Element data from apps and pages
:::::
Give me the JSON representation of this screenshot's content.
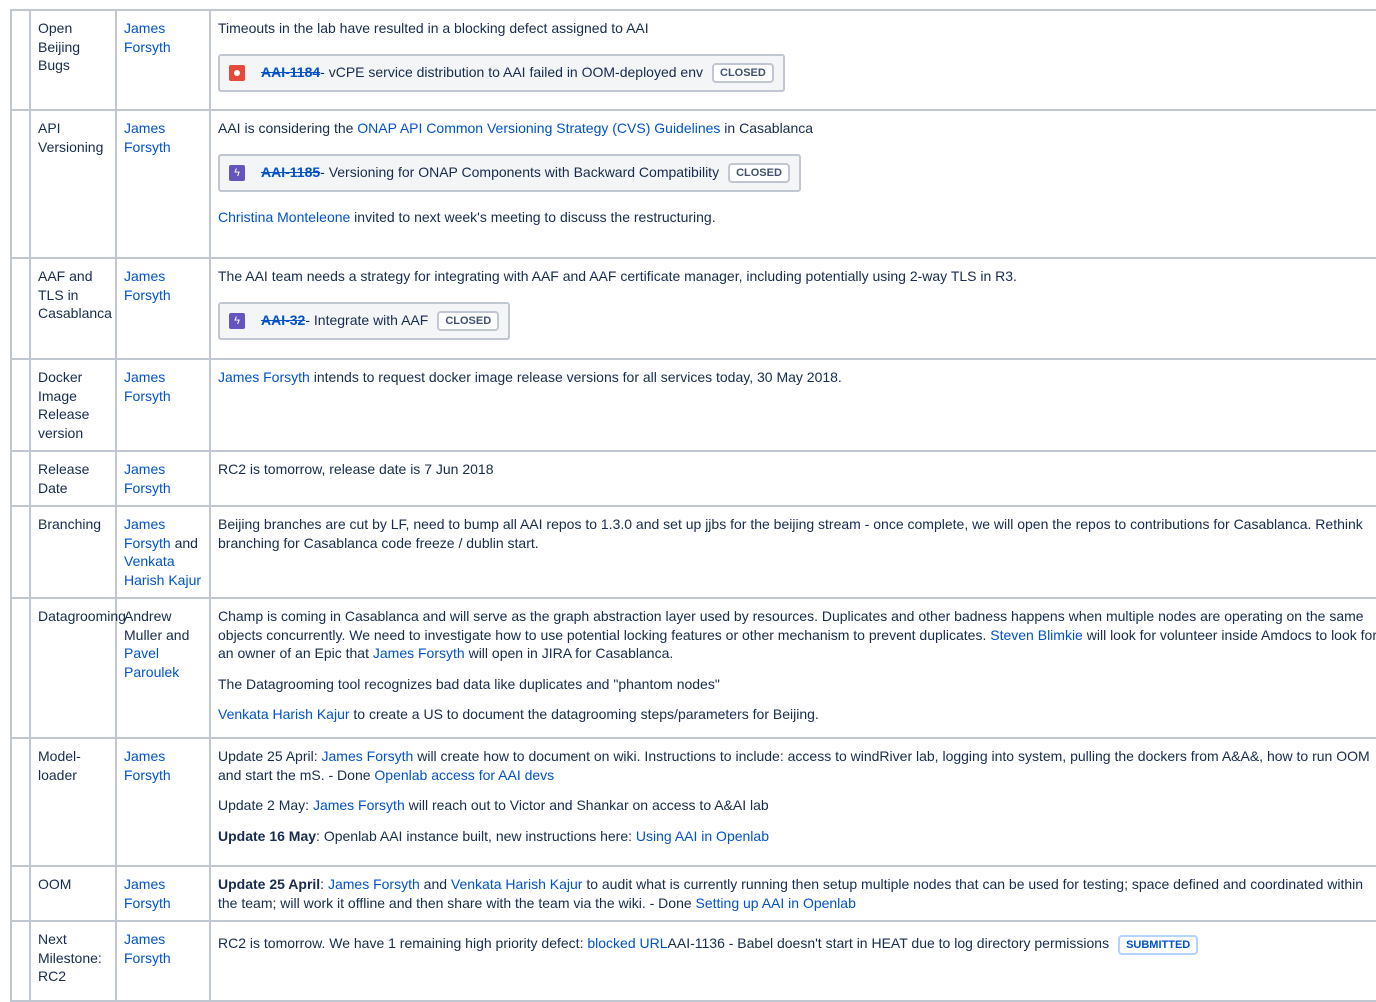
{
  "rows": [
    {
      "topic": "Open Beijing Bugs",
      "owner": "James Forsyth",
      "text": "Timeouts in the lab have resulted in a blocking defect assigned to AAI",
      "jira": {
        "key": "AAI-1184",
        "summary": " - vCPE service distribution to AAI failed in OOM-deployed env",
        "status": "CLOSED",
        "type_icon": "bug-icon"
      }
    },
    {
      "topic": "API Versioning",
      "owner": "James Forsyth",
      "text_a": "AAI is considering the ",
      "link": "ONAP API Common Versioning Strategy (CVS) Guidelines",
      "text_b": " in Casablanca",
      "jira": {
        "key": "AAI-1185",
        "summary": " - Versioning for ONAP Components with Backward Compatibility",
        "status": "CLOSED",
        "type_icon": "epic-icon"
      },
      "note_link": "Christina Monteleone",
      "note_text": " invited to next week's meeting to discuss the restructuring."
    },
    {
      "topic": "AAF and TLS in Casablanca",
      "owner": "James Forsyth",
      "text": "The AAI team needs a strategy for integrating with AAF and AAF certificate manager, including potentially using 2-way TLS in R3.",
      "jira": {
        "key": "AAI-32",
        "summary": " - Integrate with AAF",
        "status": "CLOSED",
        "type_icon": "epic-icon"
      }
    },
    {
      "topic": "Docker Image Release version",
      "owner": "James Forsyth",
      "link": "James Forsyth",
      "text": " intends to request docker image release versions for all services today, 30 May 2018."
    },
    {
      "topic": "Release Date",
      "owner": "James Forsyth",
      "text": "RC2 is tomorrow, release date is 7 Jun 2018"
    },
    {
      "topic": "Branching",
      "owner_a": "James Forsyth",
      "owner_and": " and ",
      "owner_b": "Venkata Harish Kajur",
      "text": "Beijing branches are cut by LF, need to bump all AAI repos to 1.3.0 and set up jjbs for the beijing stream - once complete, we will open the repos to contributions for Casablanca. Rethink branching for Casablanca code freeze / dublin start."
    },
    {
      "topic": "Datagrooming",
      "owner_text": "Andrew Muller and ",
      "owner_link": "Pavel Paroulek",
      "p1_a": "Champ is coming in Casablanca and will serve as the graph abstraction layer used by resources. Duplicates and other badness happens when multiple nodes are operating on the same objects concurrently. We need to investigate how to use potential locking features or other mechanism to prevent duplicates. ",
      "p1_link1": "Steven Blimkie",
      "p1_b": " will look for volunteer inside Amdocs to look for an owner of an Epic that ",
      "p1_link2": "James Forsyth",
      "p1_c": " will open in JIRA for Casablanca.",
      "p2": "The Datagrooming tool recognizes bad data like duplicates and \"phantom nodes\"",
      "p3_link": "Venkata Harish Kajur",
      "p3_text": " to create a US to document the datagrooming steps/parameters for Beijing."
    },
    {
      "topic": "Model-loader",
      "owner": "James Forsyth",
      "p1_a": "Update 25 April: ",
      "p1_link": "James Forsyth",
      "p1_b": " will create how to document on wiki.  Instructions to include: access to windRiver lab, logging into system, pulling the dockers from A&A&, how to run OOM and start the mS. - Done ",
      "p1_link2": "Openlab access for AAI devs",
      "p2_a": "Update 2 May: ",
      "p2_link": "James Forsyth",
      "p2_b": " will reach out to Victor and Shankar on access to A&AI lab",
      "p3_bold": "Update 16 May",
      "p3_a": ": Openlab AAI instance built, new instructions here: ",
      "p3_link": "Using AAI in Openlab"
    },
    {
      "topic": "OOM",
      "owner": "James Forsyth",
      "bold": "Update 25 April",
      "a": ": ",
      "link1": "James Forsyth",
      "b": " and ",
      "link2": "Venkata Harish Kajur",
      "c": " to audit what is currently running then setup multiple nodes that can be used for testing; space defined and coordinated within the team; will work it offline and then share with the team via the wiki. - Done ",
      "link3": "Setting up AAI in Openlab"
    },
    {
      "topic": "Next Milestone: RC2",
      "owner": "James Forsyth",
      "a": "RC2 is tomorrow. We have 1 remaining high priority defect: ",
      "link": "blocked URL",
      "b": "AAI-1136 - Babel doesn't start in HEAT due to log directory permissions",
      "status": "SUBMITTED"
    }
  ]
}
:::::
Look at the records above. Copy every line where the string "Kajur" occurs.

> **Response box**
      "owner_b": "Venkata Harish Kajur",
      "p3_link": "Venkata Harish Kajur",
      "link2": "Venkata Harish Kajur",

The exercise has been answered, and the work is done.